How Highways Across Country Are Evading Supreme Court's Liquor Ban Order
Hundreds of kilometres of national and state highways in Maharashtra, Himachal, Uttarakhand, Rajasthan and others have turned into local roads.
Hundreds of kilometres of national and state highways in states like Maharashtra, Himachal, Uttarakhand, Rajasthan and others have turned into local, municipal or district roads, just a few days after a Supreme Court order banning liquor sale along highways.
Most states have not specified any reason for changing the categories and some have even denied that the step has been taken in view of the Supreme Court verdict.
Yet, most of the decisions have come in the wake of the March 31 order of the top court, lending it the shape of a nation-wide trend.

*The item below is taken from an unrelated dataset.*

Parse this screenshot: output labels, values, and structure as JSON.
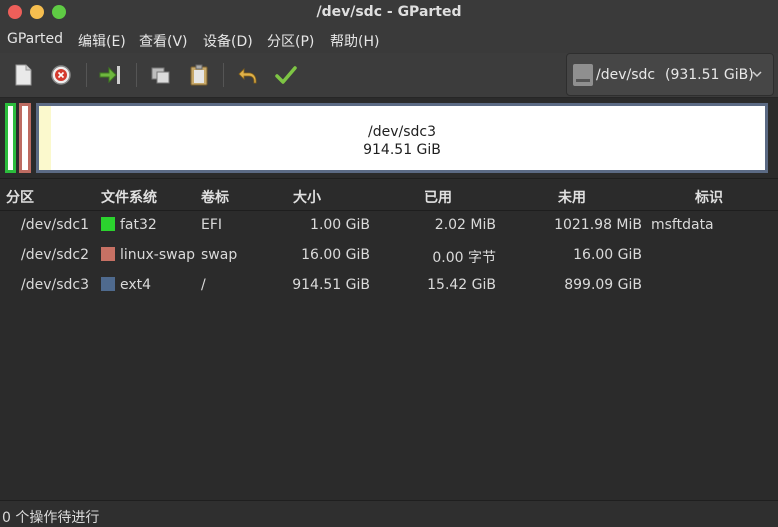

Last week, the Maharashtra government okayed proposals from three municipal corporations to classify highways passing through their areas to city roads, while Himachal Pradesh re-notified 16 state highways as major district roads (MDR).
Maharashtra state PWD Minister Chandrakant Patil said that the government had received proposals from Jalgaon, Latur and Yavatmal municipal corporations seeking de-notification of the highways which were okayed.
The West Bengal government declared around 275 km of state highways passing through various municipalities as 'arterial roads'.
The notification posted on the state PWD website on March 16, came in between the Supreme Court order on highway liquor ban on December 15, 2016, and its reaffirmation by the apex court on March 31.
The state government did not give any specific reason for the denotification which covers stretches along all the 16 state highways.
Uttarakhand took a similar decision with its cabinet allowing denotification of state highways located in the areas of local civic bodies and re-categorised them as other district roads saying highway specifications were coming in the way of their maintenance and expansion.
The argument did not cut ice with the opposition Congress which claimed it was just a "pretext" for helping liquor trade which is a major source of revenue.
Some road stretches were denotified in Rajasthan while the Punjab government also denotified the bypassed stretches of seven state highways and turned them into a part of the city roads.
Officials of both Punjab and Rajasthan governments said that the denotified roads were only bypassed stretches.
Meanwhile, in Goa, the Manohar Parrikar government faced heat from some opposition leaders who demanded that he come to the rescue of the tourism industry in the state.
The AAP demanded that the state government work towards getting state highways de-notified wherever legally feasible.
"India is a vast country...Goa is a tourist state, we need some relaxations. But I am not going to denotify highways," Parrikar had said at an event.
Union road, transport and highways ministry officials in Delhi said they had received "several requests" from different states to convert National Highways to district roads apparently to protect revenues.
Officials said they had received peculiar requests to de-notify national highways at a time when the Centre plans to take the length of such roads to 2 lakh km from the existing about 1 lakh km.
The ministry has received a request in writing from the union territory of Daman to de-notify some of its NH stretches while other states also expressed interest but were yet to sent proposals in writing.
Meanwhile in several places people protested attempts to relocate liquor vends in their localities.
Following such protest, the Uttar Pradesh government said that it would not allow shops which are have to relocated following a Supreme Court order banning sale of liquor along highways to come up near religious places, schools or populated areas.
In Maharashtra, police had to foil a bid by anti-liquor activists to march towards residence of a minister. The activists alleged that he had played a role in the state government's move to denotify the highways.